### ABOUT THIS TASK
With the images removed, repeat the data below exactly.

### TASK DATA

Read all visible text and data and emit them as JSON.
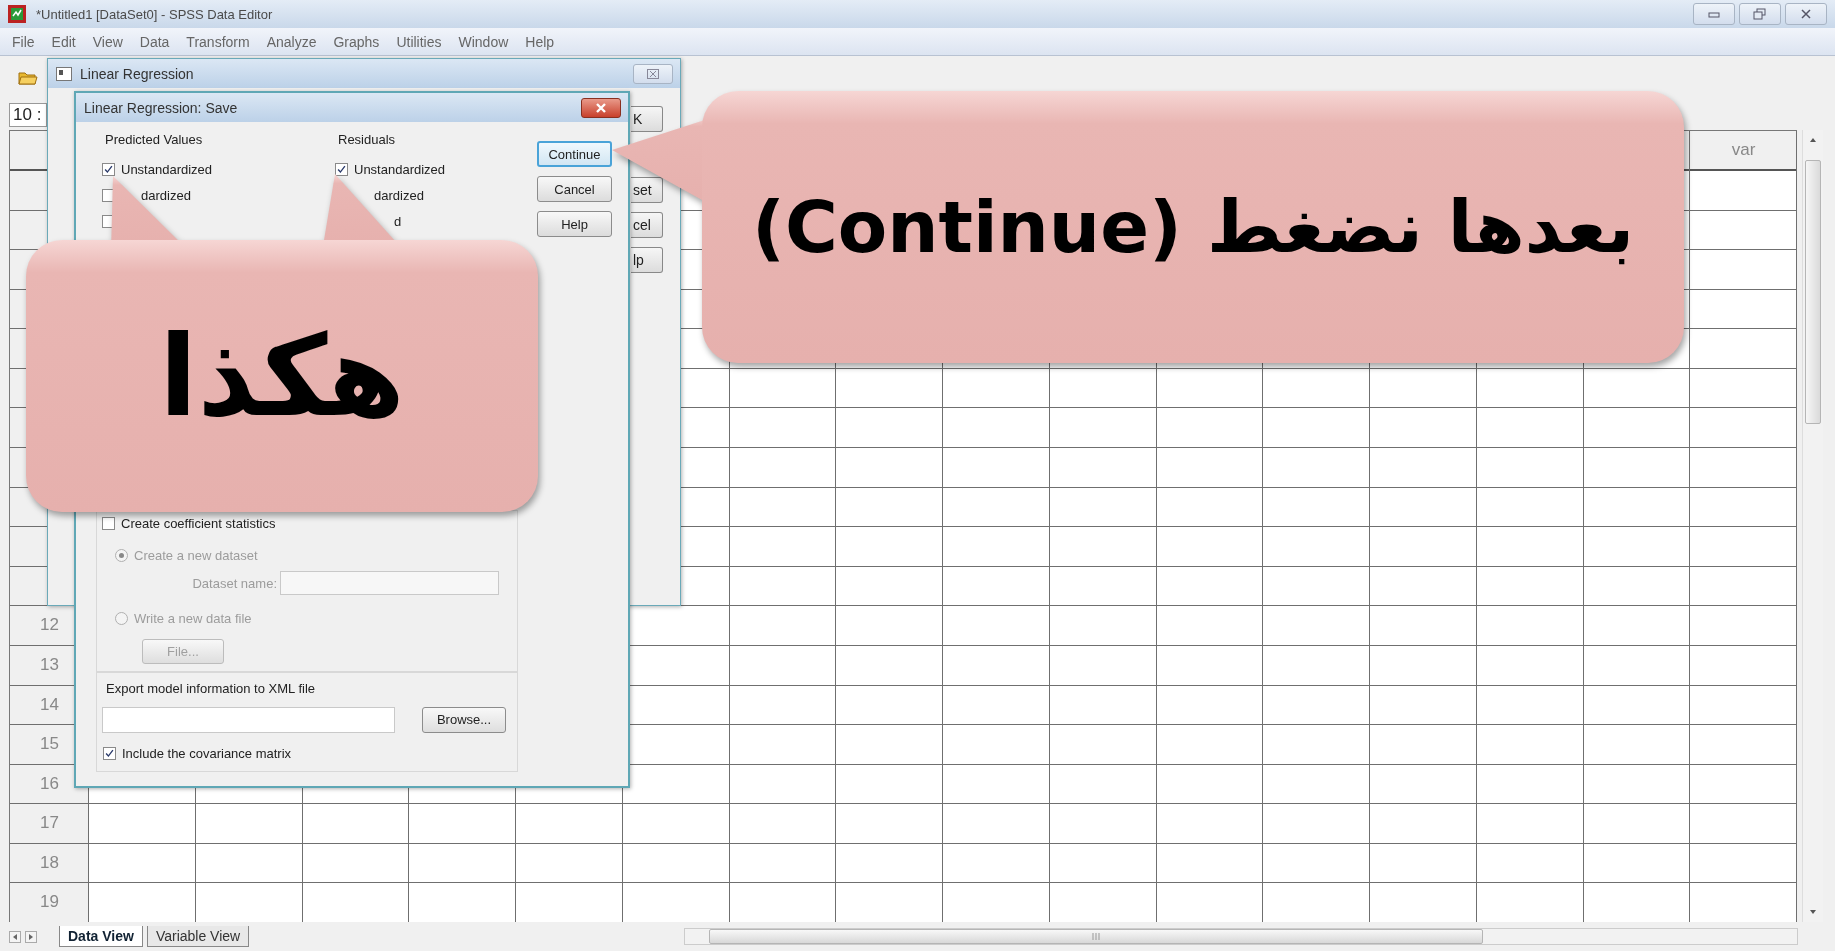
{
  "window": {
    "title": "*Untitled1 [DataSet0] - SPSS Data Editor"
  },
  "menu": [
    "File",
    "Edit",
    "View",
    "Data",
    "Transform",
    "Analyze",
    "Graphs",
    "Utilities",
    "Window",
    "Help"
  ],
  "cell_editor": {
    "cell": "10 :"
  },
  "grid": {
    "column_header": "var",
    "row_numbers": [
      "12",
      "13",
      "14",
      "15",
      "16",
      "17",
      "18",
      "19"
    ]
  },
  "regression_dialog": {
    "title": "Linear Regression",
    "buttons": [
      "K",
      "set",
      "cel",
      "lp"
    ]
  },
  "save_dialog": {
    "title": "Linear Regression: Save",
    "predicted_values": {
      "title": "Predicted Values",
      "options": [
        {
          "label": "Unstandardized",
          "checked": true
        },
        {
          "label": "dardized",
          "checked": false
        },
        {
          "checked": false
        }
      ]
    },
    "residuals": {
      "title": "Residuals",
      "options": [
        {
          "label": "Unstandardized",
          "checked": true
        },
        {
          "label": "dardized"
        },
        {
          "label": "d"
        }
      ]
    },
    "coefficient_statistics": {
      "label": "Create coefficient statistics",
      "checked": false
    },
    "destinations": [
      {
        "label": "Create a new dataset",
        "selected": true,
        "disabled": true
      },
      {
        "label": "Write a new data file",
        "selected": false,
        "disabled": true
      }
    ],
    "dataset_name": {
      "label": "Dataset name:",
      "disabled": true
    },
    "file_button": {
      "label": "File...",
      "disabled": true
    },
    "export": {
      "label": "Export model information to XML file",
      "button": "Browse..."
    },
    "covariance": {
      "label": "Include the covariance matrix",
      "checked": true
    },
    "buttons": [
      {
        "label": "Continue",
        "focused": true
      },
      {
        "label": "Cancel",
        "focused": false
      },
      {
        "label": "Help",
        "focused": false
      }
    ]
  },
  "callouts": [
    {
      "text": "هكذا"
    },
    {
      "text": "بعدها نضغط (Continue)"
    }
  ],
  "sheet_tabs": [
    {
      "label": "Data View",
      "selected": true
    },
    {
      "label": "Variable View",
      "selected": false
    }
  ]
}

### YOUR RESPONSE
Read all visible text and data and emit them as JSON.
{
  "window": {
    "title": "*Untitled1 [DataSet0] - SPSS Data Editor"
  },
  "menu": [
    "File",
    "Edit",
    "View",
    "Data",
    "Transform",
    "Analyze",
    "Graphs",
    "Utilities",
    "Window",
    "Help"
  ],
  "cell_editor": {
    "cell": "10 :"
  },
  "grid": {
    "column_header": "var",
    "row_numbers": [
      "12",
      "13",
      "14",
      "15",
      "16",
      "17",
      "18",
      "19"
    ]
  },
  "regression_dialog": {
    "title": "Linear Regression",
    "buttons": [
      "K",
      "set",
      "cel",
      "lp"
    ]
  },
  "save_dialog": {
    "title": "Linear Regression: Save",
    "predicted_values": {
      "title": "Predicted Values",
      "options": [
        {
          "label": "Unstandardized",
          "checked": true
        },
        {
          "label": "dardized",
          "checked": false
        },
        {
          "checked": false
        }
      ]
    },
    "residuals": {
      "title": "Residuals",
      "options": [
        {
          "label": "Unstandardized",
          "checked": true
        },
        {
          "label": "dardized"
        },
        {
          "label": "d"
        }
      ]
    },
    "coefficient_statistics": {
      "label": "Create coefficient statistics",
      "checked": false
    },
    "destinations": [
      {
        "label": "Create a new dataset",
        "selected": true,
        "disabled": true
      },
      {
        "label": "Write a new data file",
        "selected": false,
        "disabled": true
      }
    ],
    "dataset_name": {
      "label": "Dataset name:",
      "disabled": true
    },
    "file_button": {
      "label": "File...",
      "disabled": true
    },
    "export": {
      "label": "Export model information to XML file",
      "button": "Browse..."
    },
    "covariance": {
      "label": "Include the covariance matrix",
      "checked": true
    },
    "buttons": [
      {
        "label": "Continue",
        "focused": true
      },
      {
        "label": "Cancel",
        "focused": false
      },
      {
        "label": "Help",
        "focused": false
      }
    ]
  },
  "callouts": [
    {
      "text": "هكذا"
    },
    {
      "text": "بعدها نضغط (Continue)"
    }
  ],
  "sheet_tabs": [
    {
      "label": "Data View",
      "selected": true
    },
    {
      "label": "Variable View",
      "selected": false
    }
  ]
}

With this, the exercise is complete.